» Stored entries
----------------
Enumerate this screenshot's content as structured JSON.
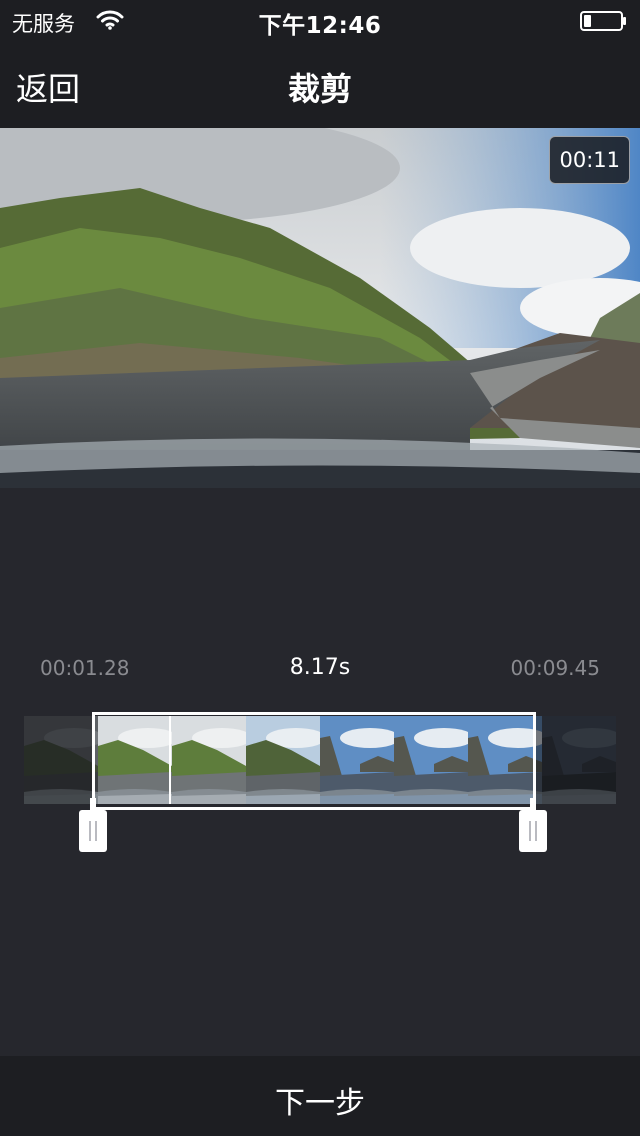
{
  "status_bar": {
    "carrier": "无服务",
    "time": "下午12:46",
    "battery_level": 0.2
  },
  "nav": {
    "back_label": "返回",
    "title": "裁剪"
  },
  "video": {
    "time_badge": "00:11"
  },
  "trim": {
    "start": "00:01.28",
    "duration": "8.17s",
    "end": "00:09.45"
  },
  "filmstrip": {
    "frames": [
      {
        "scene": "dark-hills"
      },
      {
        "scene": "green-hills"
      },
      {
        "scene": "green-hills"
      },
      {
        "scene": "road-curve"
      },
      {
        "scene": "mountain-sky"
      },
      {
        "scene": "mountain-sky"
      },
      {
        "scene": "mountain-sky"
      },
      {
        "scene": "dark-mountain"
      }
    ]
  },
  "footer": {
    "next_label": "下一步"
  },
  "colors": {
    "background": "#26272d",
    "bar": "#1d1e22",
    "muted_text": "#8a8b90",
    "selection": "#ffffff"
  }
}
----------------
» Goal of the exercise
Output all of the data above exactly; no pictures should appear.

» Answer box
Enumerate this screenshot's content as structured JSON.
{
  "status_bar": {
    "carrier": "无服务",
    "time": "下午12:46",
    "battery_level": 0.2
  },
  "nav": {
    "back_label": "返回",
    "title": "裁剪"
  },
  "video": {
    "time_badge": "00:11"
  },
  "trim": {
    "start": "00:01.28",
    "duration": "8.17s",
    "end": "00:09.45"
  },
  "filmstrip": {
    "frames": [
      {
        "scene": "dark-hills"
      },
      {
        "scene": "green-hills"
      },
      {
        "scene": "green-hills"
      },
      {
        "scene": "road-curve"
      },
      {
        "scene": "mountain-sky"
      },
      {
        "scene": "mountain-sky"
      },
      {
        "scene": "mountain-sky"
      },
      {
        "scene": "dark-mountain"
      }
    ]
  },
  "footer": {
    "next_label": "下一步"
  },
  "colors": {
    "background": "#26272d",
    "bar": "#1d1e22",
    "muted_text": "#8a8b90",
    "selection": "#ffffff"
  }
}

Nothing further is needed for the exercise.